• Facebook - White Circle
  • Instagram - White Circle
  • LinkedIn - White Circle
  • YouTube - White Circle

2827 Ramada Way, Ashwaubenon, WI 54304 | 920-272-0110 | info@ccsgb.org

National TV Safety Day

February 1, 2017

Saturday, February 4th is National TV Safety Day, a day meant to raise awareness of the dangers of television (TV) tip-overs. According to Safe Kids Worldwide, a child dies every 3 weeks in the United States due to a TV tip-over and every 45 minutes, a child is treated in the emergency room for injuries caused by a TV tipping over. Seven out of ten children injured by these TV tip-overs are under the age of five. To prevent injuries like these from continuing to occur, it is important that parents and caregivers have the information to know how to properly secure TVs and furniture to keep their children safe.


Follow these tips provided by Safe Kids Worldwide to help protect children from the risk of injury due to TV tip-overs:
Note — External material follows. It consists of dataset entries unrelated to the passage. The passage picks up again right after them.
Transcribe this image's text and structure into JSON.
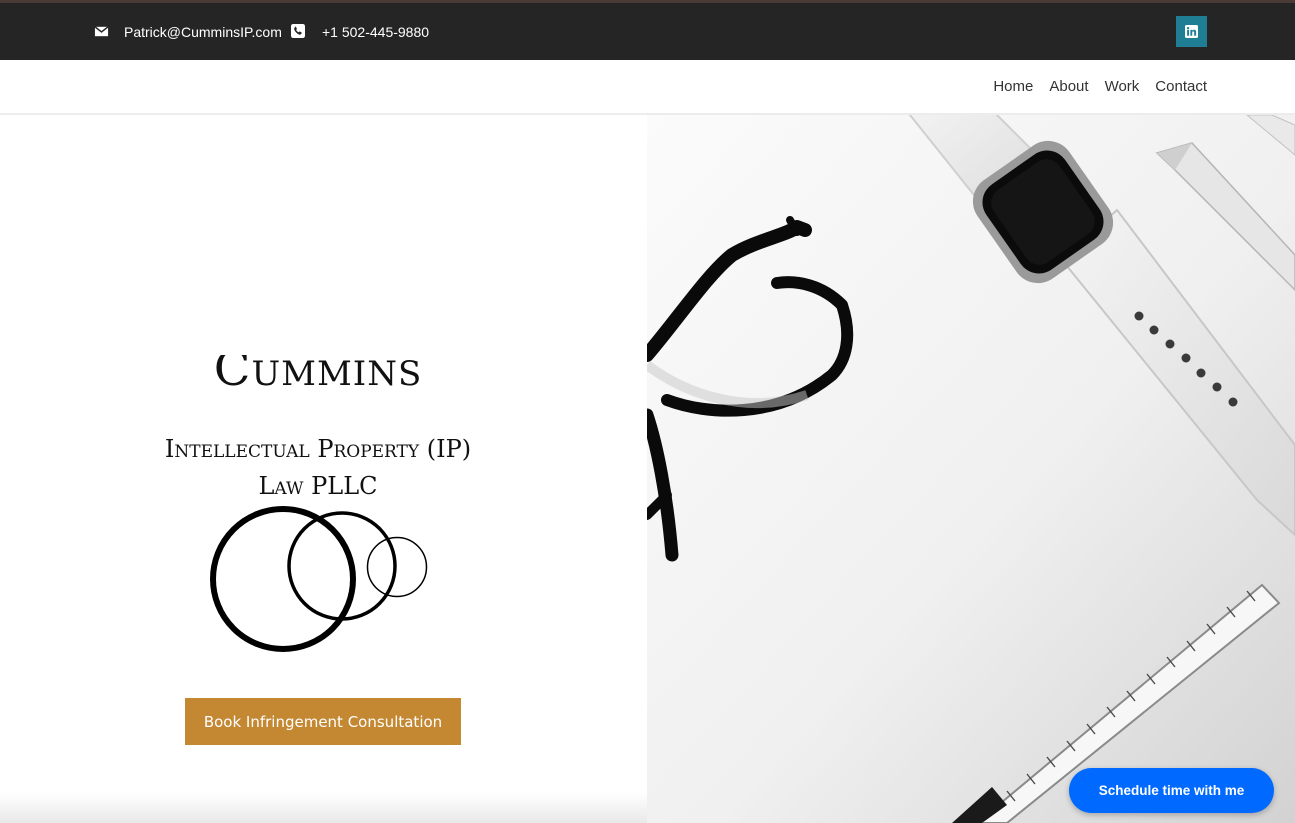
{
  "topbar": {
    "email": "Patrick@CumminsIP.com",
    "phone": "+1 502-445-9880",
    "icons": {
      "email": "envelope-icon",
      "phone": "phone-icon",
      "social": "linkedin-icon"
    }
  },
  "nav": {
    "items": [
      {
        "label": "Home"
      },
      {
        "label": "About"
      },
      {
        "label": "Work"
      },
      {
        "label": "Contact"
      }
    ]
  },
  "logo": {
    "line1": "Cummins",
    "line2": "Intellectual Property (IP)",
    "line3": "Law PLLC"
  },
  "hero": {
    "cta_label": "Book Infringement Consultation",
    "image_subject": "glasses, smartwatch, pencil and ruler on white desk"
  },
  "schedule_button": {
    "label": "Schedule time with me"
  },
  "colors": {
    "topbar": "#252525",
    "linkedin": "#1f7e93",
    "cta": "#c48833",
    "schedule": "#0069ff"
  }
}
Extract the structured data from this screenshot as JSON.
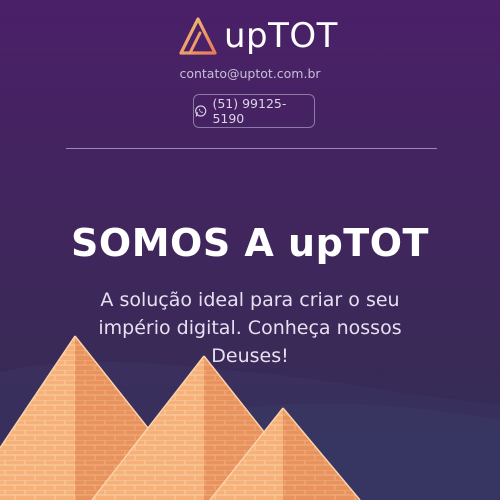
{
  "brand": {
    "name": "upTOT",
    "logo_icon": "triangle-logo-icon"
  },
  "contact": {
    "email": "contato@uptot.com.br",
    "phone": "(51) 99125-5190",
    "phone_icon": "whatsapp-icon"
  },
  "hero": {
    "title": "SOMOS A upTOT",
    "subtitle": "A solução ideal para criar o seu império digital. Conheça nossos Deuses!"
  },
  "colors": {
    "background_top": "#4a2068",
    "background_bottom": "#2f2e54",
    "logo_gradient_start": "#f2c27a",
    "logo_gradient_end": "#e8785a",
    "pyramid_light": "#f6b07a",
    "pyramid_shadow": "#e08d5c"
  }
}
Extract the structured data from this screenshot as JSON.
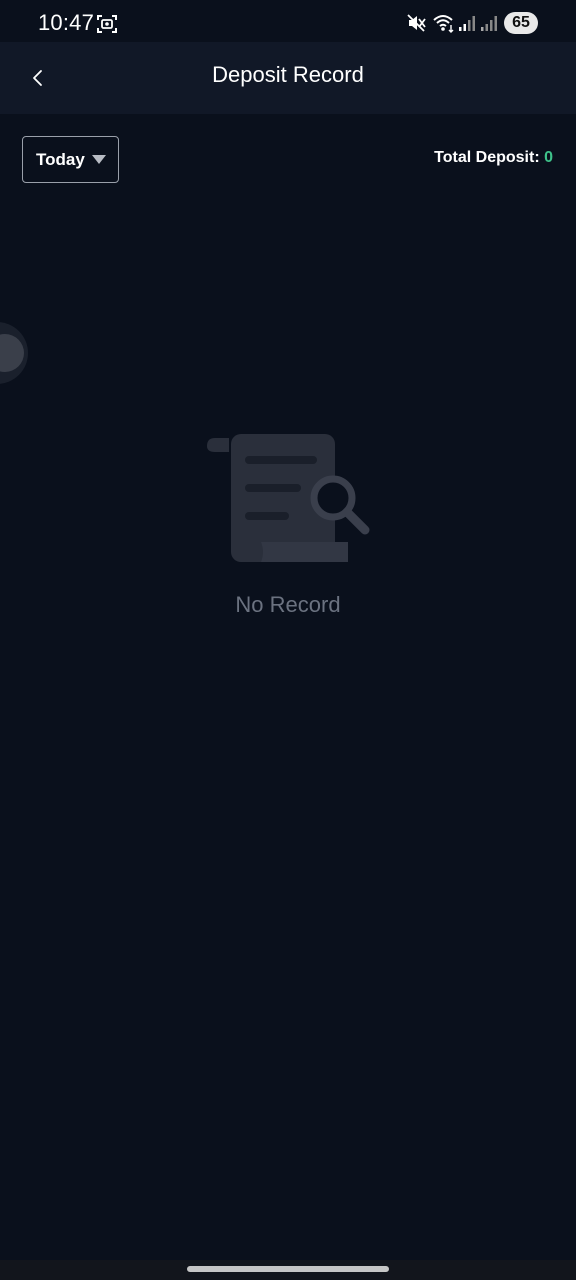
{
  "status_bar": {
    "time": "10:47",
    "battery": "65",
    "icons": [
      "screenshot-icon",
      "mute-icon",
      "wifi-icon",
      "signal-icon",
      "signal-icon"
    ]
  },
  "header": {
    "title": "Deposit Record",
    "back_icon": "chevron-left-icon"
  },
  "filter": {
    "selected": "Today",
    "icon": "caret-down-icon"
  },
  "summary": {
    "label": "Total Deposit: ",
    "value": "0"
  },
  "empty_state": {
    "message": "No Record",
    "icon": "document-search-icon"
  },
  "colors": {
    "background": "#0a101c",
    "header": "#111827",
    "accent_green": "#3ec28a",
    "muted_text": "#6b7280"
  }
}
  • Mount flat panel TVs to the wall to prevent them from tipping over off the stand. Ensure they are mounted properly by following the manufacturer’s instructions to have a secure fit

  • Use brackets, braces, or wall straps to secure unstable and top-heavy furniture to the wall

  • Heavier, box-style cathode ray tube TVs should be placed on low, stable pieces of furniture that are appropriate for the weight of the TV

  • If you own cathode ray tube TVs that you no longer use, consider recycling it so that it does not pose a safety hazard in your home

  • Avoid placing remotes, toys, food or other items children may reach for in places they may be tempted to climb or reach for them

Ensuring all televisions in the home are properly secured makes the home a safer environment for all children and will help prevent childhood injuries and deaths. For more information about television safety or other childhood safety related topics, please contact the Center for Childhood Safety at (920) 272-0110 or visit www.ccsgb.org.

Share on Facebook
Share on Twitter
Please reload